Alonso, a double Monaco Grand Prix victor and twice F1 world champion, is aiming for the "Triple Crown of Motorsport", and the Indianapolis 500 is now the only box remaining to be ticked. Alonso said on Sunday he remained committed to the full endurance championship with Toyota through to next June, with the current "super season" featuring two editions of Le Mans. Both cars ran reliably, with Alonso and his crew running second for much of the opening stint before the Spaniard delivered a stunning spell overnight to reduce the deficit, before Nakajima passed Kobayashi to seize a lead they would never relinquish.
The number 7 auto was always out of reach.
In the 16th hour of the race, Nakajima retook the lead and the number eight vehicle was in control for the duration.
The auto will form the base of a racer, set to compete in the just-announced "hypercar" class of the FIA World Endurance Championship when new regulations take force in 2020.
The number seven Toyota - driven by Japan's Kamui Kobayashi to the checkered flag and shared with Briton Mike Conway and Argentina's Jose Maria Lopez - crossed the line in one-two formation with Nakajima but two laps down.
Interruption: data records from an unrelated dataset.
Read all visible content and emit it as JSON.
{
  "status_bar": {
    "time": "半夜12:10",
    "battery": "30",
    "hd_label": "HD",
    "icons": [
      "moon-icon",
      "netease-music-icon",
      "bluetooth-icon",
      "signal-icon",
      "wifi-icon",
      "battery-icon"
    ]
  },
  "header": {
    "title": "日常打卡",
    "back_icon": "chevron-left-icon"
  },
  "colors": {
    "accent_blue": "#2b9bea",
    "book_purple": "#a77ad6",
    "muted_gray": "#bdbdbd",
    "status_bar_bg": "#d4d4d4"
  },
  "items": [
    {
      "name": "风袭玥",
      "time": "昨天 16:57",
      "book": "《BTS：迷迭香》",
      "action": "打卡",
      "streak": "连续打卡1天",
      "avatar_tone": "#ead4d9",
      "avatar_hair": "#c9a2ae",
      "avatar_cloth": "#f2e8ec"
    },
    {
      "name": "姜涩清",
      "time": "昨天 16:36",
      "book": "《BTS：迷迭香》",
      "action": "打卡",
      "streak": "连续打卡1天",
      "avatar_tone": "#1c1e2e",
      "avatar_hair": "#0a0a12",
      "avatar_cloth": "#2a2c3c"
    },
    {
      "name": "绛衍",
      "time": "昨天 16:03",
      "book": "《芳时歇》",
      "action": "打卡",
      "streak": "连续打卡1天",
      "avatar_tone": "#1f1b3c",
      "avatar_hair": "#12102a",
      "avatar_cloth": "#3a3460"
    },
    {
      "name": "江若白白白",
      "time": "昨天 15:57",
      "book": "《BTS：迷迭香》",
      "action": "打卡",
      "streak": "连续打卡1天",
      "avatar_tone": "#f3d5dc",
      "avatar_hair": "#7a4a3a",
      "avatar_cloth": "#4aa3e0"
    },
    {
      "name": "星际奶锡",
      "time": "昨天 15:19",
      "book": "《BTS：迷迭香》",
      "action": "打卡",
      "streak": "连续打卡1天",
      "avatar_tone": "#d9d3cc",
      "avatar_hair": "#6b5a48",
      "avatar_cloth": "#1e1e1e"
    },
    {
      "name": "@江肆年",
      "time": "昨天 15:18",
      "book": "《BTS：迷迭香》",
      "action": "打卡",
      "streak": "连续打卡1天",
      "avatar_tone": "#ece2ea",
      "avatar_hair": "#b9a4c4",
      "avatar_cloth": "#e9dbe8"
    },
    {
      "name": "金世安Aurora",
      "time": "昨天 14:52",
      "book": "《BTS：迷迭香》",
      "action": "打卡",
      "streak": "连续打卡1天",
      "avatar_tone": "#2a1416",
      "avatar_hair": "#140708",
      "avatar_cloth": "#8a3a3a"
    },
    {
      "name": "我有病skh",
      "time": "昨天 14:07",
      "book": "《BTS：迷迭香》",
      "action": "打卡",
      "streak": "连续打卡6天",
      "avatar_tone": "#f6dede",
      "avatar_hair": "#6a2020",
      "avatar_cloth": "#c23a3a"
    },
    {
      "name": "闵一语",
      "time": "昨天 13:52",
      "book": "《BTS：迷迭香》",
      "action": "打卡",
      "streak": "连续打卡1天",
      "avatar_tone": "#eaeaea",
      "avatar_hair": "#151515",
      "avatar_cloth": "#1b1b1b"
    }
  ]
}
It finished second behind the sister auto giving Toyota a 1-2 finish. Near the end, he also missed a signal to pit for fuel, and did a slow lap largely on electric power as a result.
Fernando Alonso has always been regarded as one of the all-time great racing drivers and the best along with Lewis Hamilton in the current era of F1, but he has found success hard to come by in grands prix in recent years.
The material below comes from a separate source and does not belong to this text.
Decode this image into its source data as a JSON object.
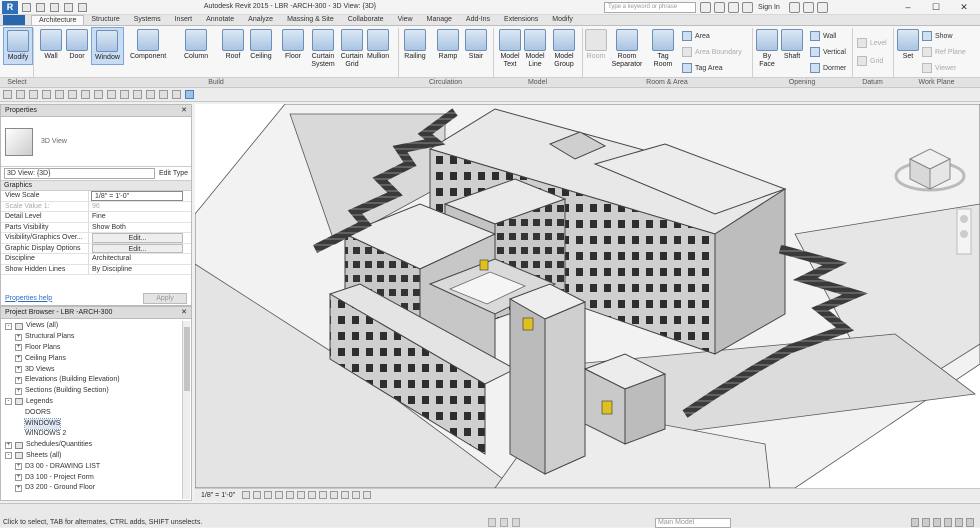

Toyota's win is just the second by a Japanese manufacturer, following Mazda's success in 1991.
It just shows the effects of downforce and diffuser pressure as cars attain blistering speeds across the track.
Before the race, Buemi who, like Nakajima, had been vainly chasing a Le Mans victory since 2012, said Alonso "was a real plus for the team".
There has been speculation that a Le Mans win could hasten the 36-year-old's departure from Formula One, with McLaren still a long way off the podium.